The former Secretariat said before JEP that they have provided information on 600 cases that could help find families locate loved ones who died in captivity. The commanders also confirmed that they found potential hostages by searching the yellow pages of phone directories. “I demand that the remains be delivered. When are you going to give us the exact coordinates of the mass graves?” remarked Janeth Rosas, whose brother Oscar Donald, was executed by FARC.

The United Nations Verification Mission in Colombia, as well as other international organizations, have highlighted the “immense value” of these face-to-face hearings. “The active participation of the victims, and will of ex-combatants to repair them and contribute to non-repetition, predict the reconciliation of the country,” said the UN Mission’s country representative Carlos Ruiz Massieu.

Londoño also asked forgiveness for kidnapping the country’s most vulnerable, among them subsistence farmers, agricultural workers, and local merchants. “In our blindness, we saw enemies where there were none.” Pastor Alape accepted that the guerrilla “subjected thousands of humble Colombian citizens to horrors, and same citizens for whom we rose up in arms.” The former commander of the Middle Magdalena Bloc remarked before the audience that “it hurts me deeply that as a revolutionary organization we caused so much pain.”

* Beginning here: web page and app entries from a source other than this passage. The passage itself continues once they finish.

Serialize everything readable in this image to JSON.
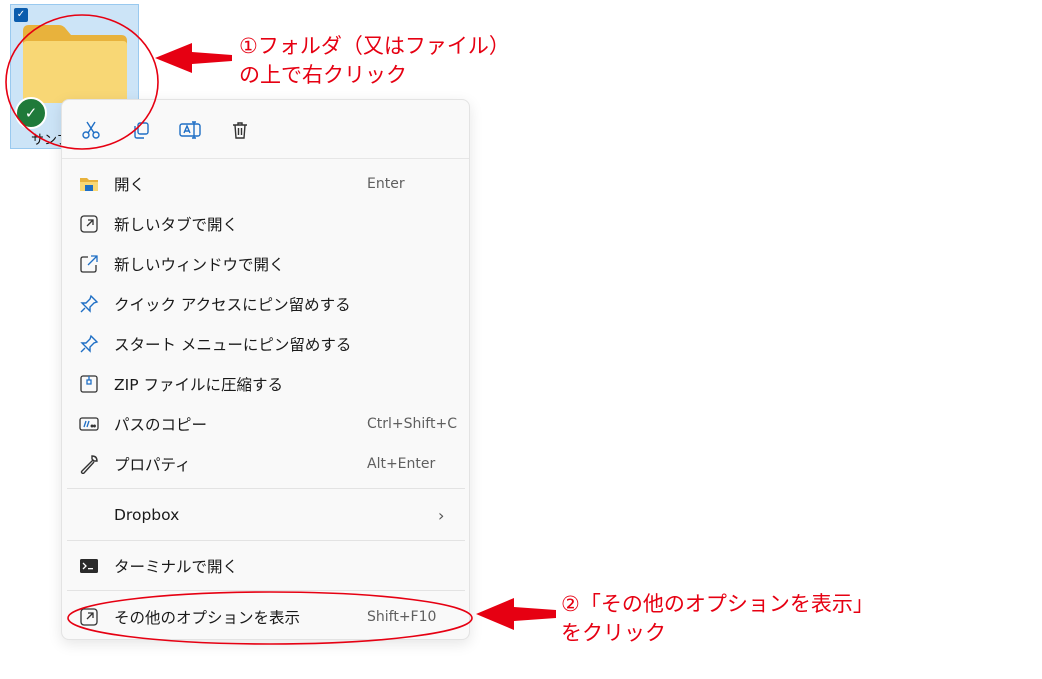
{
  "folder": {
    "label": "サンプ"
  },
  "menu": {
    "items": [
      {
        "label": "開く",
        "shortcut": "Enter"
      },
      {
        "label": "新しいタブで開く",
        "shortcut": ""
      },
      {
        "label": "新しいウィンドウで開く",
        "shortcut": ""
      },
      {
        "label": "クイック アクセスにピン留めする",
        "shortcut": ""
      },
      {
        "label": "スタート メニューにピン留めする",
        "shortcut": ""
      },
      {
        "label": "ZIP ファイルに圧縮する",
        "shortcut": ""
      },
      {
        "label": "パスのコピー",
        "shortcut": "Ctrl+Shift+C"
      },
      {
        "label": "プロパティ",
        "shortcut": "Alt+Enter"
      }
    ],
    "dropbox": {
      "label": "Dropbox"
    },
    "terminal": {
      "label": "ターミナルで開く"
    },
    "more": {
      "label": "その他のオプションを表示",
      "shortcut": "Shift+F10"
    }
  },
  "annotations": {
    "step1_line1": "①フォルダ（又はファイル）",
    "step1_line2": "の上で右クリック",
    "step2_line1": "②「その他のオプションを表示」",
    "step2_line2": "をクリック"
  },
  "colors": {
    "annotation_red": "#e60012",
    "icon_blue": "#1f6fc5",
    "selection_blue": "#cce4f7"
  }
}
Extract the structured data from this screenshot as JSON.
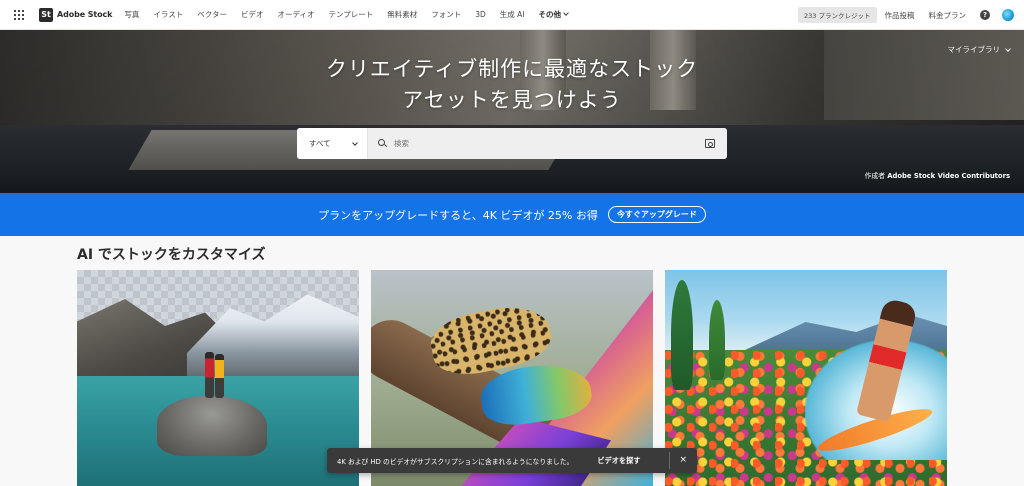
{
  "topnav": {
    "logo_badge": "St",
    "logo_text": "Adobe Stock",
    "items": [
      "写真",
      "イラスト",
      "ベクター",
      "ビデオ",
      "オーディオ",
      "テンプレート",
      "無料素材",
      "フォント",
      "3D",
      "生成 AI"
    ],
    "more_label": "その他",
    "credits": "233 プランクレジット",
    "contribute": "作品投稿",
    "pricing": "料金プラン",
    "help_glyph": "?"
  },
  "hero": {
    "title_line1": "クリエイティブ制作に最適なストック",
    "title_line2": "アセットを見つけよう",
    "my_library": "マイライブラリ",
    "search": {
      "category": "すべて",
      "placeholder": "検索"
    },
    "credit_prefix": "作成者",
    "credit_name": "Adobe Stock Video Contributors"
  },
  "promo": {
    "text": "プランをアップグレードすると、4K ビデオが 25% お得",
    "button": "今すぐアップグレード"
  },
  "section": {
    "title": "AI でストックをカスタマイズ"
  },
  "toast": {
    "message": "4K および HD のビデオがサブスクリプションに含まれるようになりました。",
    "action": "ビデオを探す",
    "close": "×"
  },
  "colors": {
    "accent": "#1473e6",
    "toast_bg": "#3a3a3a",
    "nav_bg": "#ffffff"
  },
  "icons": {
    "apps": "apps-grid-icon",
    "search": "search-icon",
    "visual_search": "visual-search-icon",
    "help": "help-icon",
    "close": "close-icon"
  }
}
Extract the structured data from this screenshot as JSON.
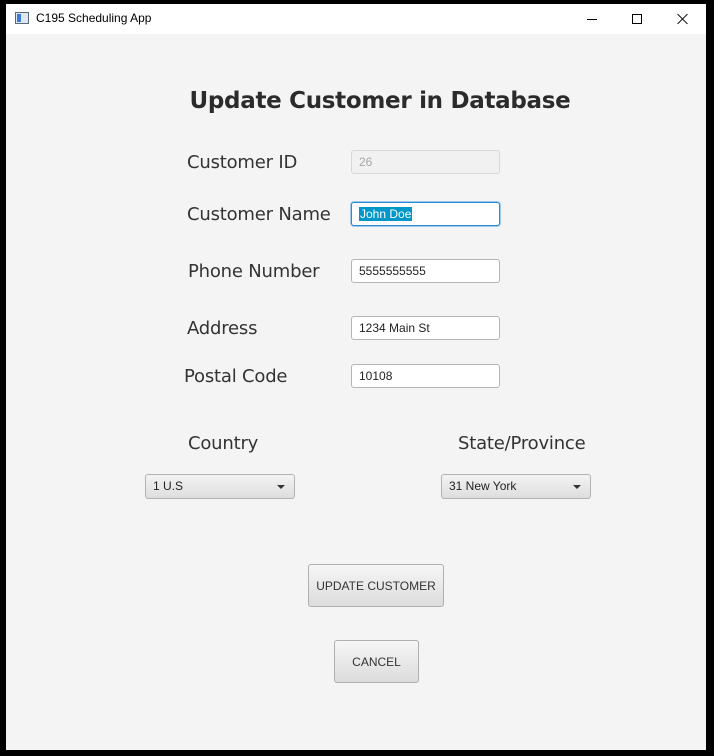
{
  "window": {
    "title": "C195 Scheduling App",
    "controls": {
      "minimize": "minimize",
      "maximize": "maximize",
      "close": "close"
    }
  },
  "form": {
    "heading": "Update Customer in Database",
    "customer_id": {
      "label": "Customer ID",
      "value": "26",
      "disabled": true
    },
    "customer_name": {
      "label": "Customer Name",
      "value": "John Doe",
      "focused": true,
      "selected": true
    },
    "phone_number": {
      "label": "Phone Number",
      "value": "5555555555"
    },
    "address": {
      "label": "Address",
      "value": "1234 Main St"
    },
    "postal_code": {
      "label": "Postal Code",
      "value": "10108"
    },
    "country": {
      "label": "Country",
      "selected": "1 U.S"
    },
    "state_province": {
      "label": "State/Province",
      "selected": "31 New York"
    }
  },
  "buttons": {
    "update": "UPDATE CUSTOMER",
    "cancel": "CANCEL"
  },
  "colors": {
    "window_bg": "#f4f4f4",
    "focus_border": "#2a8ad4",
    "selection_bg": "#0096c9"
  }
}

Another senior commander, Joaquín Gómez of the Southern Bloc also apologized to victims for kidnapping, and addressed the family of Lieutenant Colonel Elkin Hernández. “I acknowledge my responsibility for the kidnapping of Colonel Elkin and Yesid Duarte, who were dressed in civilian clothes. I am sorry that you, the relatives of the colonel have lost an exceptional person, as was Elkin. I say this because I knew him. Elkin’s thirteen years in captivity were illogical and unnecessary. We should not have uprooted anyone from their home.”

The tribunal also received testimonies from high-profile hostages, among them, Ingrid Betancourt and Sigifredo López. “Everything you say is a dagger to the heart,” remarked the 2002 presidential candidate of the Green Party. Betancourt was snatched by the guerrilla as she drove to the Demilitarized Zone of the Caguán as part of her campaign.

“I have always recognized that the treatment you gave Clara Rojas (VP running mate) and me was different. It is inaccurate to paint my kidnapping as something idyllic. it was not!” she said. “I do, however, recognize that you gave us a space with a room, a closed space and that you – commander Joaquín Gómez – told your subordinates that they could not enter. I always appreciated that.”

Betancourt was held hostage by FARC for more than six years until the former right-wing President Álvaro Uribe masterminded her liberation in 2008.

The former Valle Deputy, Sigifredo López, addressed the tribunal in an emotionally-charged speech. In April 2002, FARC stormed the Departmental Assembly in Cali, Valle de Cauca, taking 12 of its representatives. López is the only survivor. “It is not enough just to apologize. You, in the name of freedom, kidnapped. And in the name of life, murdered!” he said angrily. The retired politician insisted that ex-FARC will never achieve “social forgiveness” in Colombia, and that despite the Secretariat’s pleas for forgiveness, there is an “immense debt” to truth and victims. “You screwed up my life” he clamored, waving the same chains that bound him to a tree during his three years in captivity.